(What you have to do) Pick out the lines in the listing below that contain the word "works" and copy them.

(Data for review)
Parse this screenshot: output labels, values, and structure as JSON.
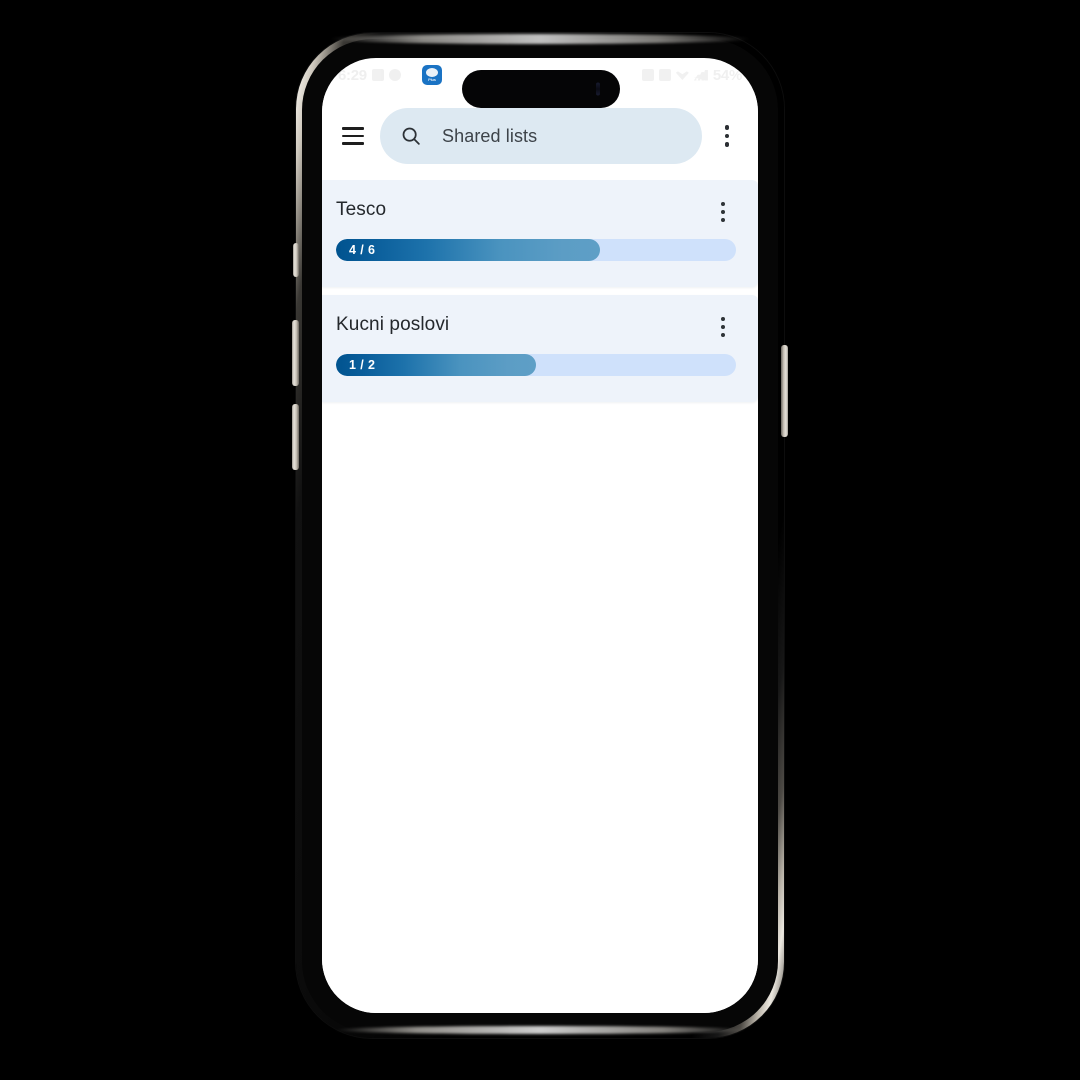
{
  "status_bar": {
    "time": "6:29",
    "battery_percent": "54%",
    "icons": [
      "message-icon",
      "photo-icon",
      "app-badge-icon",
      "chevron-down-icon"
    ],
    "right_icons": [
      "alarm-icon",
      "bluetooth-icon",
      "wifi-icon",
      "signal-icon"
    ],
    "app_icon_label": "Plus"
  },
  "appbar": {
    "menu_icon": "hamburger-menu-icon",
    "search": {
      "icon": "search-icon",
      "value": "Shared lists",
      "placeholder": "Shared lists"
    },
    "overflow_icon": "more-vert-icon"
  },
  "lists": [
    {
      "title": "Tesco",
      "progress_label": "4 / 6",
      "completed": 4,
      "total": 6,
      "percent": 66,
      "menu_icon": "more-vert-icon"
    },
    {
      "title": "Kucni poslovi",
      "progress_label": "1 / 2",
      "completed": 1,
      "total": 2,
      "percent": 50,
      "menu_icon": "more-vert-icon"
    }
  ],
  "colors": {
    "search_bg": "#dde9f2",
    "card_bg": "#eef3fa",
    "progress_track": "#cfe1fb",
    "progress_start": "#00538f",
    "progress_end": "#5e9fc6",
    "app_icon": "#1a73c4"
  }
}
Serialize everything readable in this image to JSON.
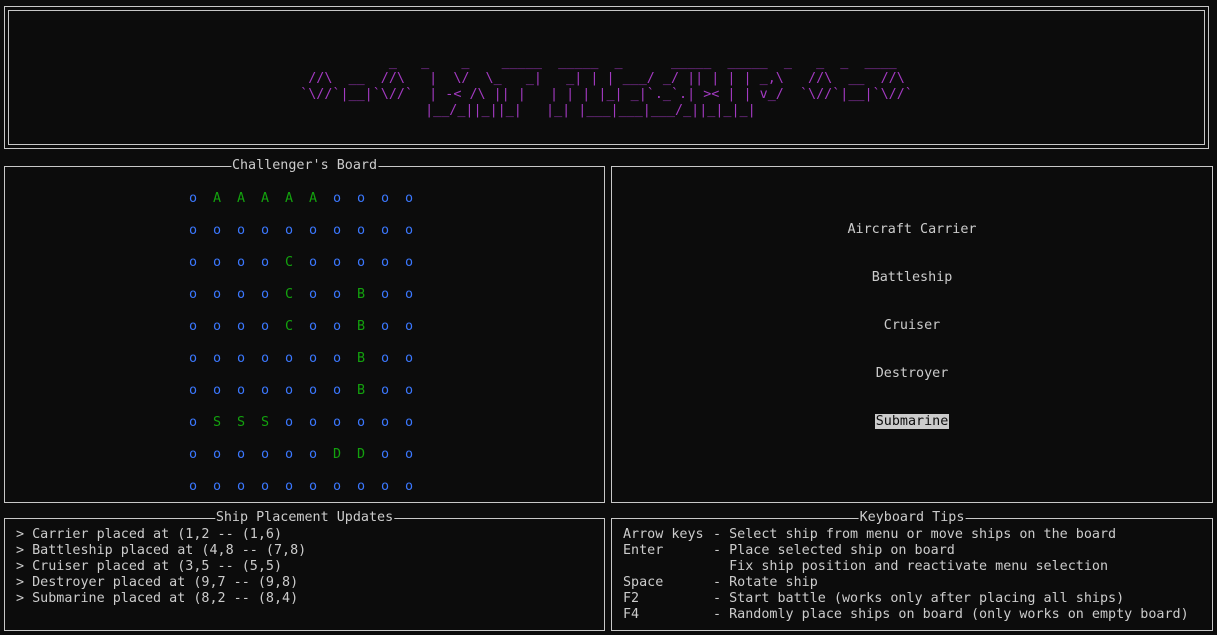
{
  "banner": {
    "ascii_art": [
      "                                    _   _    _    _____  _____  _      _____  _____  _   _  _  ____                           ",
      "  //\\  __  //\\   |  \\/  \\_   _|   _| | | ___/ _/ || | | | _,\\   //\\  __  //\\  ",
      " `\\//`|__|`\\//`  | -< /\\ || |   | | | |_| _|`._`.| >< | | v_/  `\\//`|__|`\\//` ",
      "                 |__/_||_||_|   |_| |___|___|___/_||_|_|_|                     "
    ]
  },
  "boards": {
    "challenger": {
      "title": "Challenger's Board",
      "rows": [
        [
          "o",
          "A",
          "A",
          "A",
          "A",
          "A",
          "o",
          "o",
          "o",
          "o"
        ],
        [
          "o",
          "o",
          "o",
          "o",
          "o",
          "o",
          "o",
          "o",
          "o",
          "o"
        ],
        [
          "o",
          "o",
          "o",
          "o",
          "C",
          "o",
          "o",
          "o",
          "o",
          "o"
        ],
        [
          "o",
          "o",
          "o",
          "o",
          "C",
          "o",
          "o",
          "B",
          "o",
          "o"
        ],
        [
          "o",
          "o",
          "o",
          "o",
          "C",
          "o",
          "o",
          "B",
          "o",
          "o"
        ],
        [
          "o",
          "o",
          "o",
          "o",
          "o",
          "o",
          "o",
          "B",
          "o",
          "o"
        ],
        [
          "o",
          "o",
          "o",
          "o",
          "o",
          "o",
          "o",
          "B",
          "o",
          "o"
        ],
        [
          "o",
          "S",
          "S",
          "S",
          "o",
          "o",
          "o",
          "o",
          "o",
          "o"
        ],
        [
          "o",
          "o",
          "o",
          "o",
          "o",
          "o",
          "D",
          "D",
          "o",
          "o"
        ],
        [
          "o",
          "o",
          "o",
          "o",
          "o",
          "o",
          "o",
          "o",
          "o",
          "o"
        ]
      ]
    }
  },
  "ship_menu": {
    "items": [
      "Aircraft Carrier",
      "Battleship",
      "Cruiser",
      "Destroyer",
      "Submarine"
    ],
    "selected": "Submarine"
  },
  "updates": {
    "title": "Ship Placement Updates",
    "lines": [
      "> Carrier placed at (1,2 -- (1,6)",
      "> Battleship placed at (4,8 -- (7,8)",
      "> Cruiser placed at (3,5 -- (5,5)",
      "> Destroyer placed at (9,7 -- (9,8)",
      "> Submarine placed at (8,2 -- (8,4)"
    ]
  },
  "tips": {
    "title": "Keyboard Tips",
    "rows": [
      {
        "key": "Arrow keys",
        "text": "Select ship from menu or move ships on the board"
      },
      {
        "key": "Enter",
        "text": "Place selected ship on board"
      },
      {
        "key": "",
        "text": "Fix ship position and reactivate menu selection"
      },
      {
        "key": "Space",
        "text": "Rotate ship"
      },
      {
        "key": "F2",
        "text": "Start battle (works only after placing all ships)"
      },
      {
        "key": "F4",
        "text": "Randomly place ships on board (only works on empty board)"
      }
    ]
  },
  "colors": {
    "water": "#3b78ff",
    "ship": "#13a10e",
    "banner": "#a33ac2",
    "border": "#c8c8c8",
    "background": "#0c0c0c"
  }
}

(Solution to this task)
        "text": "Start battle (works only after placing all ships)"
        "text": "Randomly place ships on board (only works on empty board)"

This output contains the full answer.